**** Data supplied ****

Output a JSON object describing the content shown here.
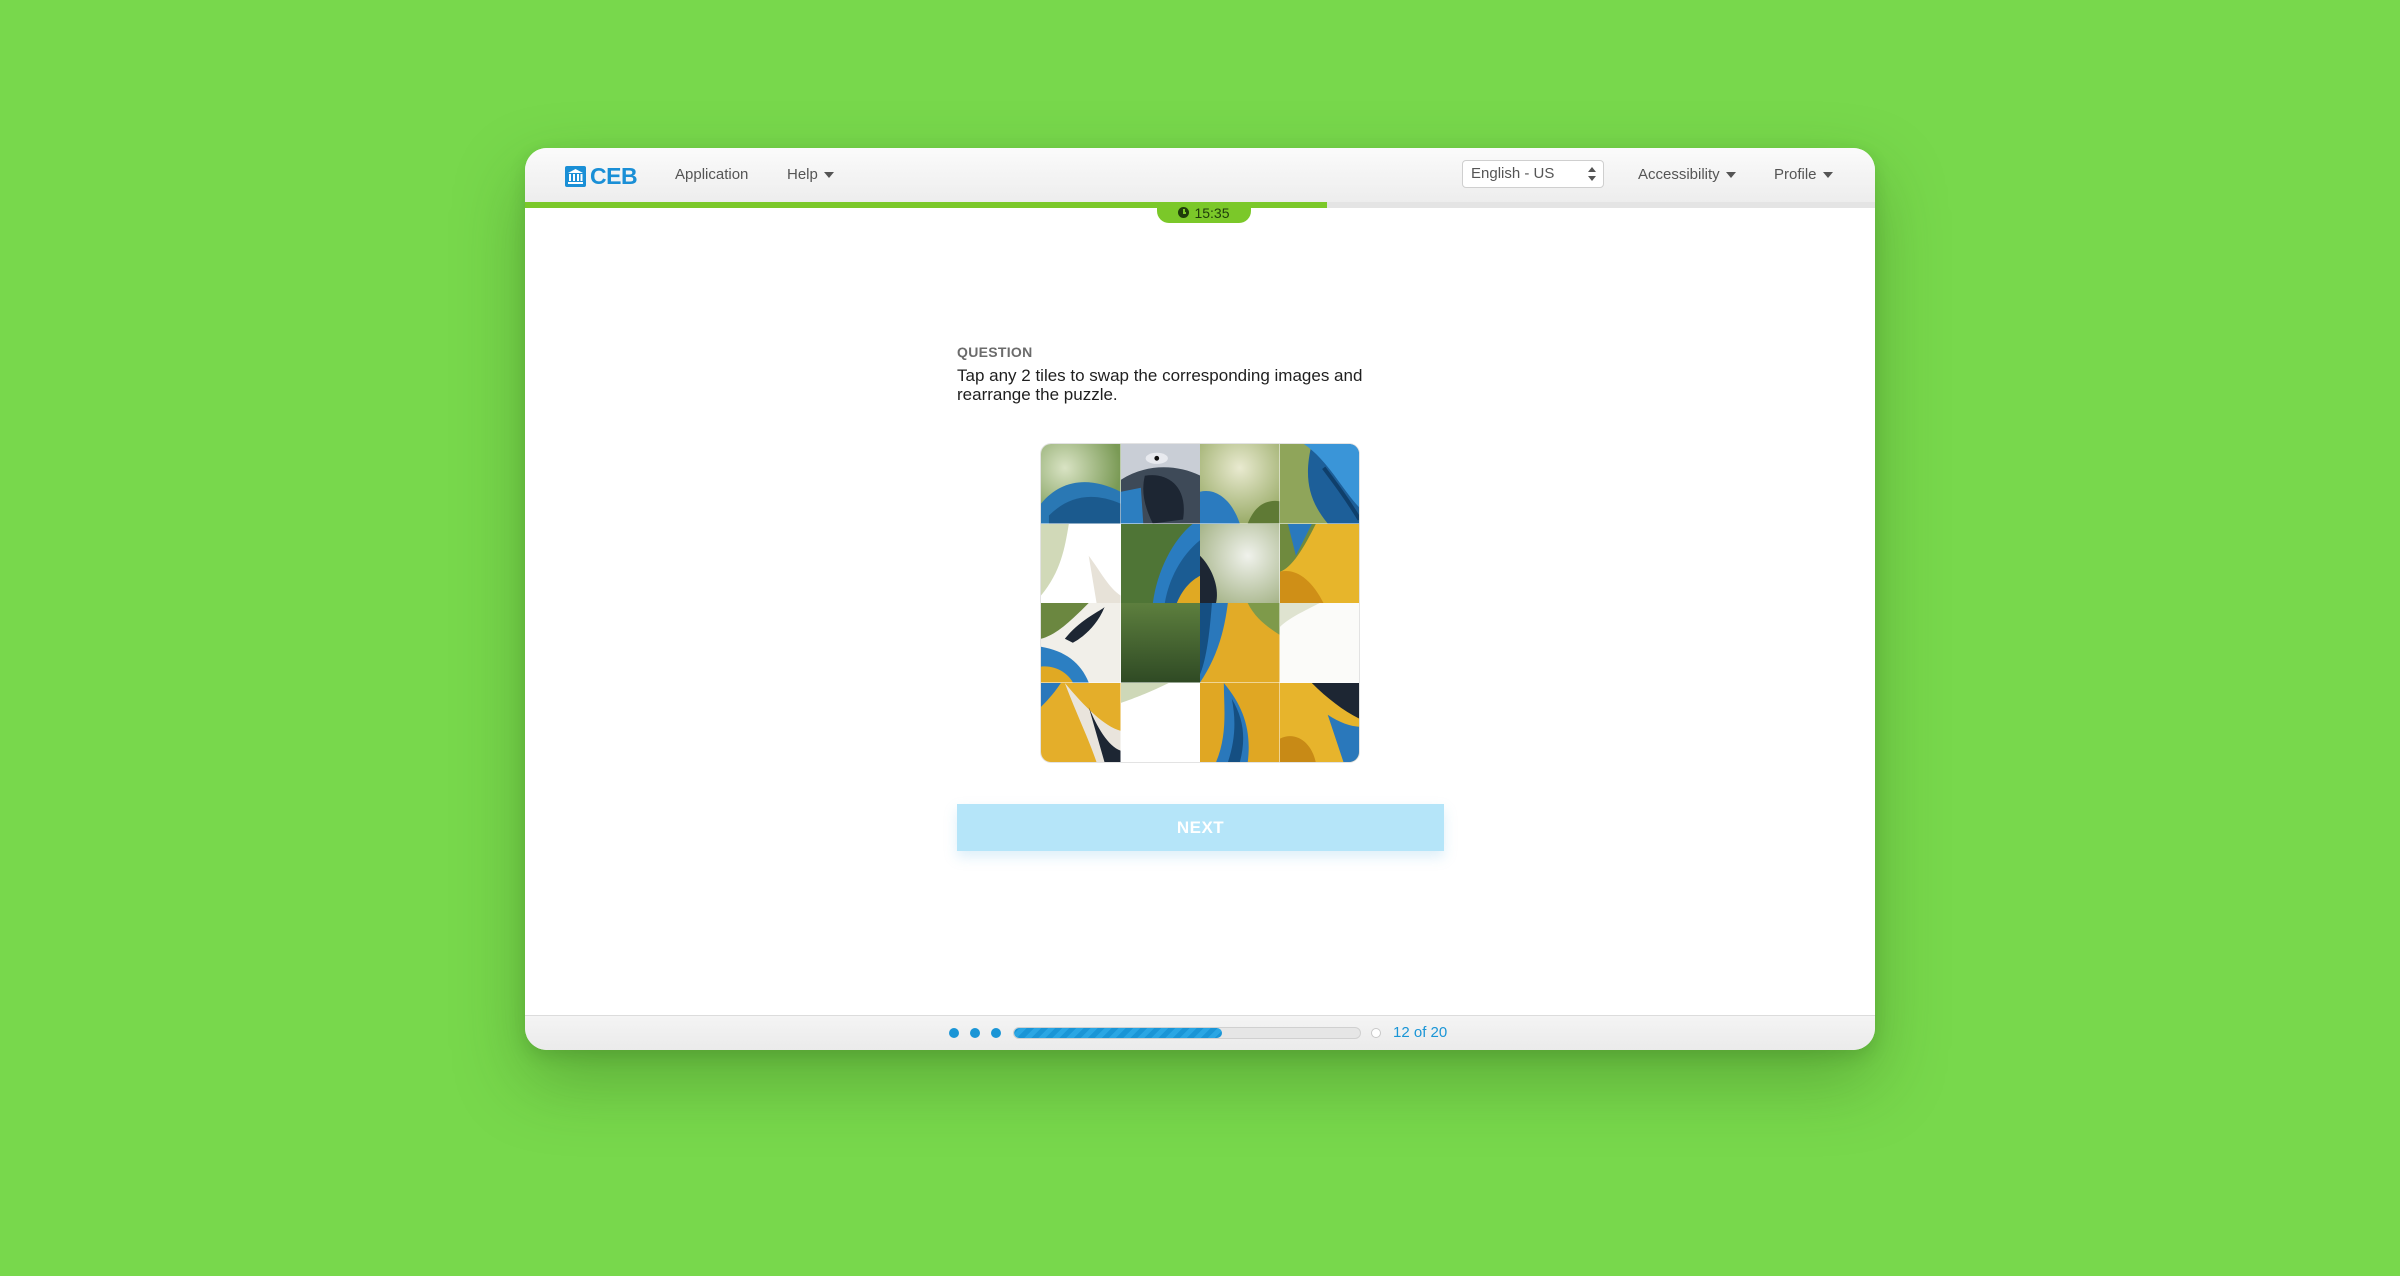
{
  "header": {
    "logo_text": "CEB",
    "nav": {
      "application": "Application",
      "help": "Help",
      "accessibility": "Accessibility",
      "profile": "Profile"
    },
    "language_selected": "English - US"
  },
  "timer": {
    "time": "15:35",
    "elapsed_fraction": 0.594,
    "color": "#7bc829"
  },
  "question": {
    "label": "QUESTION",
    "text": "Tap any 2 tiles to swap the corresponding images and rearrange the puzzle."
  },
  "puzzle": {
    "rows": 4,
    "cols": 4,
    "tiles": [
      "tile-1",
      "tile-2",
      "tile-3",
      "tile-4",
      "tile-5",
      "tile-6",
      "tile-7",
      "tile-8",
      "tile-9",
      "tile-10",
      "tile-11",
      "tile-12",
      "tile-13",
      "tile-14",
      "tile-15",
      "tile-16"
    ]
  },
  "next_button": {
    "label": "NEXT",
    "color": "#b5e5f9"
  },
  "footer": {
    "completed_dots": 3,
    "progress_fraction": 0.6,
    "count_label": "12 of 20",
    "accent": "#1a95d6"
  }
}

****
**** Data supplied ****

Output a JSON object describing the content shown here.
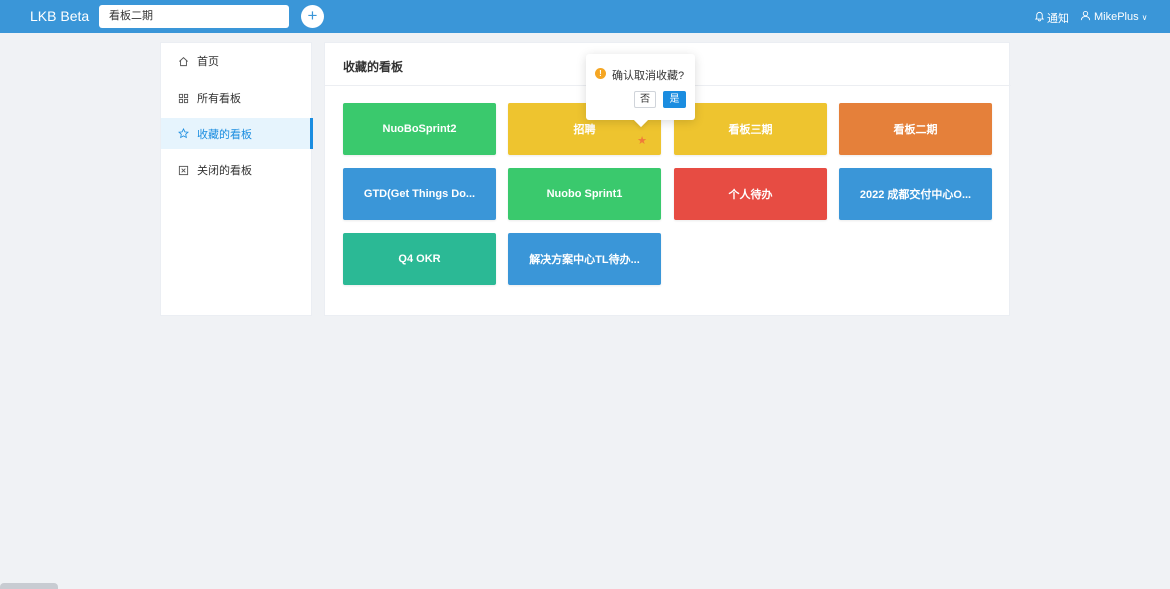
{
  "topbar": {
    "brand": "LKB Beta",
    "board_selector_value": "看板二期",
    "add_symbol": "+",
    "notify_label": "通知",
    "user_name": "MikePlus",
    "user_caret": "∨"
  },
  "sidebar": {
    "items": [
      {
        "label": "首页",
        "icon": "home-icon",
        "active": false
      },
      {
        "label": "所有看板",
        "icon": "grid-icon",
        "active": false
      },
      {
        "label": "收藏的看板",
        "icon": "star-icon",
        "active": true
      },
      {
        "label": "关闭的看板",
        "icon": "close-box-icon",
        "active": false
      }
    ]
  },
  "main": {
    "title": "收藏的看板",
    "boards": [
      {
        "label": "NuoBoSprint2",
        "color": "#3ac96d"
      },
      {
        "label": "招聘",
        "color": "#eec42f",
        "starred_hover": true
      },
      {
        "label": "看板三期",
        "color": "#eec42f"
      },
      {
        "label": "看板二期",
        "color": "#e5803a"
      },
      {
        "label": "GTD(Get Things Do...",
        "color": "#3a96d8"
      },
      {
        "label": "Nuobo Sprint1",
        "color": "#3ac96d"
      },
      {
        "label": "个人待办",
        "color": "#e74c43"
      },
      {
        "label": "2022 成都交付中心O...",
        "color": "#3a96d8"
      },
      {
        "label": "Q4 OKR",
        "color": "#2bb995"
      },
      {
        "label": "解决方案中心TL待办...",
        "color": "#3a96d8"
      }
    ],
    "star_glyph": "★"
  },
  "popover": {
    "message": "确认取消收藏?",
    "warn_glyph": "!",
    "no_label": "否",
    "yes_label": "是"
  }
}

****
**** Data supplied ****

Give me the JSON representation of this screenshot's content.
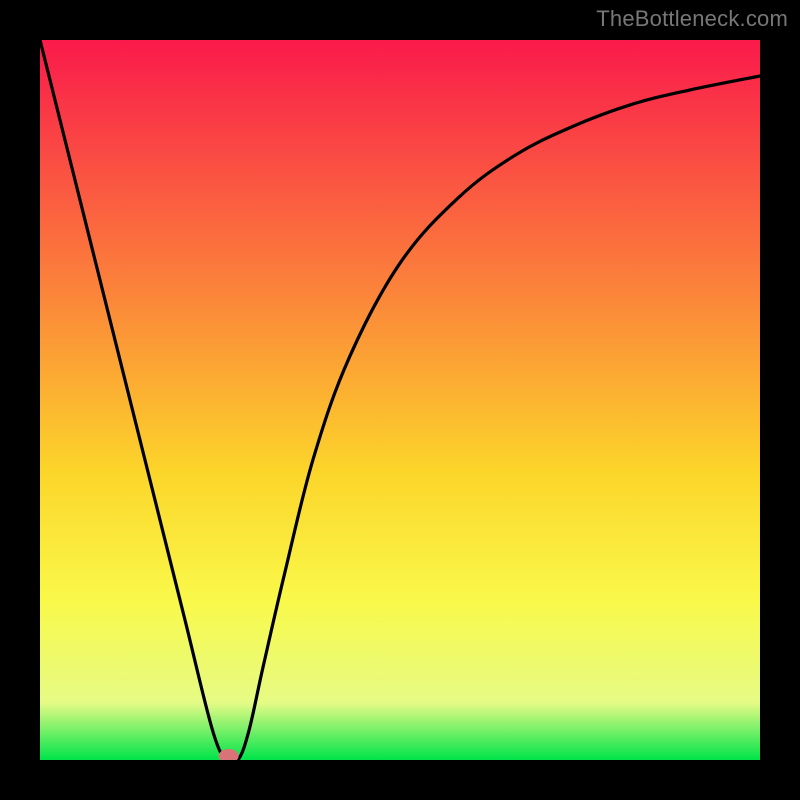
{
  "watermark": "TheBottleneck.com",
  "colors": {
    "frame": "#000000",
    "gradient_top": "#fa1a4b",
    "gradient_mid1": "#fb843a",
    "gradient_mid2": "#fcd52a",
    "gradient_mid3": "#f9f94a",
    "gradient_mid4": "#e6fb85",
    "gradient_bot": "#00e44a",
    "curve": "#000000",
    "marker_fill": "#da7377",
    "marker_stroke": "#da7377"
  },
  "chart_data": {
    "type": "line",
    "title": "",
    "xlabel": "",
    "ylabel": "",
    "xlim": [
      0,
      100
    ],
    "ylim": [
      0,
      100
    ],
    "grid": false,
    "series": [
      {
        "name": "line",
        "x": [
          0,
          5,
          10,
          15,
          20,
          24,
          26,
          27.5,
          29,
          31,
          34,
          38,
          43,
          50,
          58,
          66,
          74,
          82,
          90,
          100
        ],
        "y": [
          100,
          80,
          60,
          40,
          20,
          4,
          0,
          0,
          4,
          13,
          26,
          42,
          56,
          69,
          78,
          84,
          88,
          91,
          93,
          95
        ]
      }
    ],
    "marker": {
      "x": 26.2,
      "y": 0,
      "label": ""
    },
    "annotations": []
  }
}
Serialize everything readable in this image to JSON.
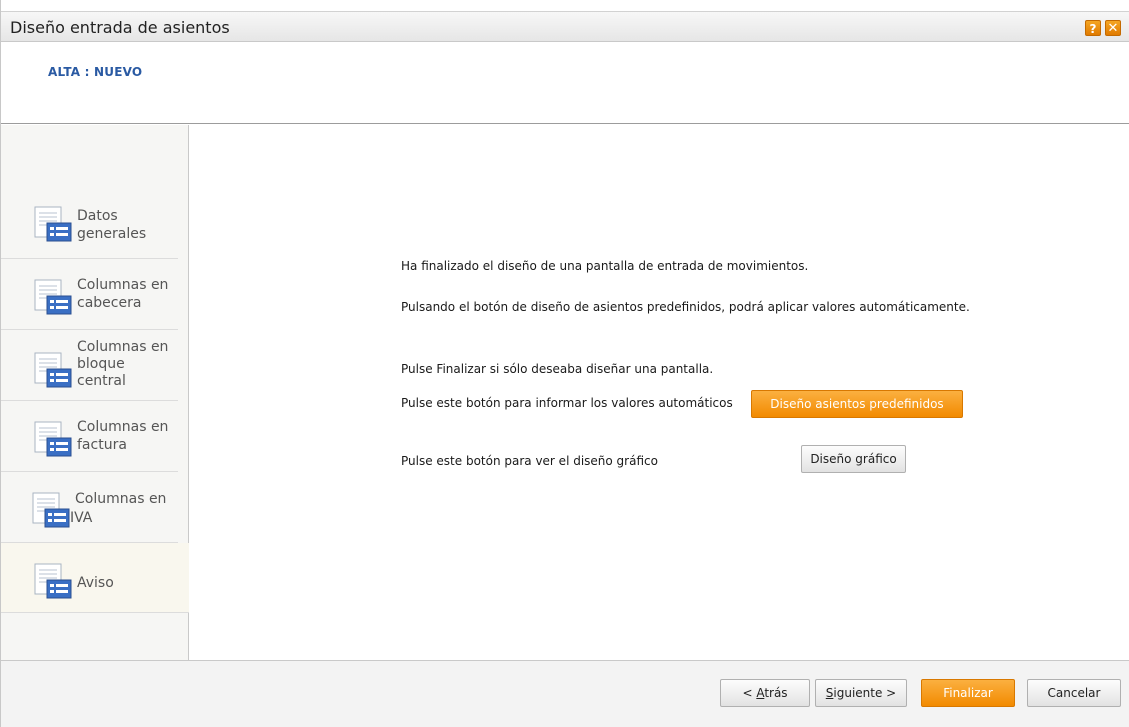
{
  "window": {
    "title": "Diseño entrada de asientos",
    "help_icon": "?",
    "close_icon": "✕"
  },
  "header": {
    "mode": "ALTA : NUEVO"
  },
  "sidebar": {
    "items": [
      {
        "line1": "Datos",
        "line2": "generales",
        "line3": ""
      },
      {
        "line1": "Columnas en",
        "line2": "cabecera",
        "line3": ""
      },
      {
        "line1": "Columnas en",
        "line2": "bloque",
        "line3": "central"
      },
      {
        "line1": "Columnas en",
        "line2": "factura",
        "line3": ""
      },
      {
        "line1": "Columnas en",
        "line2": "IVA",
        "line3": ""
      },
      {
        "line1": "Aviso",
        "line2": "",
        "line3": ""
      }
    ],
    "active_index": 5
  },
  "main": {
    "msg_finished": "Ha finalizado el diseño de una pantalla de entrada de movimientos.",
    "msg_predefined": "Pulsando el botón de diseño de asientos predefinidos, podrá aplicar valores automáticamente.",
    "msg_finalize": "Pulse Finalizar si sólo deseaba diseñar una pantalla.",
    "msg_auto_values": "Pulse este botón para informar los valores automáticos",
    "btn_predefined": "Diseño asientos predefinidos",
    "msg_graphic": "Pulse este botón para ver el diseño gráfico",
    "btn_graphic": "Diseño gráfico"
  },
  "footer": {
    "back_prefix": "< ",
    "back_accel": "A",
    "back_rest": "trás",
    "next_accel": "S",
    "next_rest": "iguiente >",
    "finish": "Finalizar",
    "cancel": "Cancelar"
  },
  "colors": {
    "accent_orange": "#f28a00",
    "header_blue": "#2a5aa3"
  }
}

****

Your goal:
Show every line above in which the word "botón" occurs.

Exercise result:
    "msg_predefined": "Pulsando el botón de diseño de asientos predefinidos, podrá aplicar valores automáticamente.",
    "msg_auto_values": "Pulse este botón para informar los valores automáticos",
    "msg_graphic": "Pulse este botón para ver el diseño gráfico",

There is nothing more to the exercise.